We come now to the apex of Christian service. The only service that God can recognize, is  service rendered by Christ who lives in us and is service motivated by his Calvary love.  Throughout this extended passage 2 Corinthians 2:14 -7:1, Paul has traced the wonders of God's grace as revealed in the multiple applications of the Cross to the life of the believer. There has been no hint of self pity facing the trials of the ministry. His triumph in union with Christ leads him to share in Christ's triumphs. 

James Denney has said: "No man can bear witness to Christ and to himself at the same time . . . no man can give the impression that he himself is clever and also that Christ is mighty to save. The power of the Holy Spirit is felt only when the witness is unconscious of self and when others remain unconscious of him."[1] Again, "Our only true triumphs are Christ's triumphs over us."

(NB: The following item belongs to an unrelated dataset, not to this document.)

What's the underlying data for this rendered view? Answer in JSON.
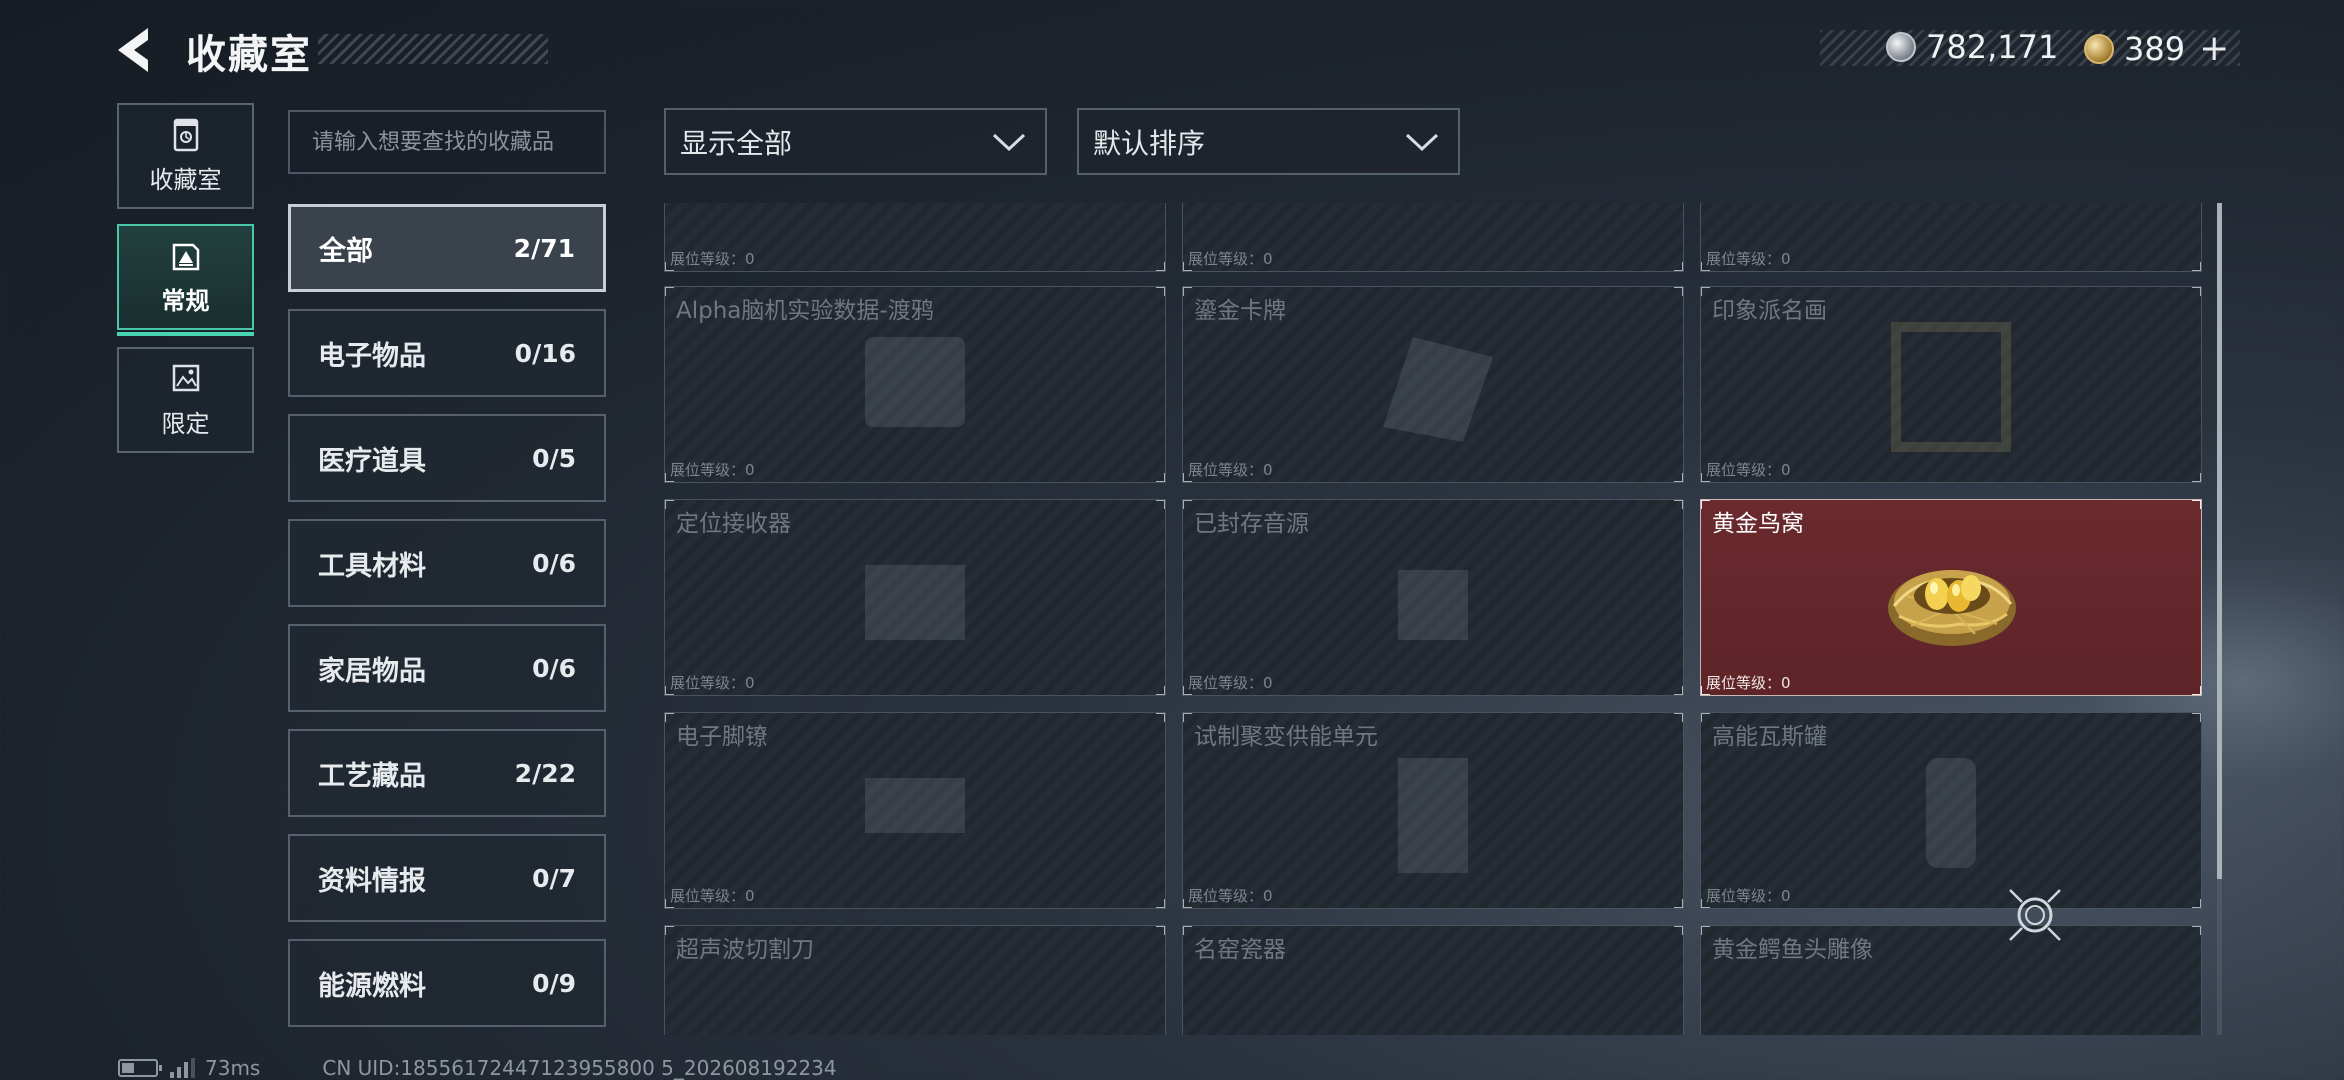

In a masterful condensation of the Cross and Christian service, Paul declares: "For the love of God constrains us, because we judge thus: that if One died for all; THEN ALL DIED; and He died for all, that those who live should live no longer for themselves, but for Him who died for them and rose again. Therefore, from now on we regard no one according to the flesh. Even though we have known Christ according to the flesh, yet no we know Him thus no longer. Therefore, if anyone is in Christ, he is a new creation; old things have passed away; Behold all things have passed away; all things have become new" (vv.14-17).

The saddest fact of today's preaching is that we have not heard that "we died in Christ" the very  moment that we trusted him as Savior and Lord; the power of that death forgave our sins but also cancelled the power of the old life over the believer according to Romans. 6:1,2. "What shall we say then? Shall we continue in sin that grace may abound?  Certainly not! How shall we who died to sin live any longer in it?

I return again and again to this basic truth to be believed and grasped in faith. It is not a truth that  our minds can fully understand, but it is the truth that our hearts can receive by faith and by faith alone, just exactly as in our initial  salvation. This truth believed and obeyed eliminates our futile struggles, our pride of merit or service and our frequent distress of demerit.

We now serve on the sole basis of the constraint of Calvary's love. A willing and glad submission to our new Master whose love has cancelled out the flesh and its pride and hypocrisy and released the fragrance of his presence and blessing, far outweighing any apparent any cost of service.  We can truly be LED IN THE TRAIN OF CHRIST'S TRIUMPH by virtue of our union with the Crucified and Risen Christ.

Paul concludes in the same spirit of his initial arrival in Corinth: "And I, brethren, when I came to you, did not come with excellence of speech or of wisdom declaring to you the testimony of God. For I determined not to know anything among you except Jesus Christ and Him crucified" (1 Corinthians 2:1, 2).

[1] James Denney as quoted by A. H. Strong, Systematic Theology (Philadelphia: The Judson Press).1907, foot note at bottom of  pp. 339,340.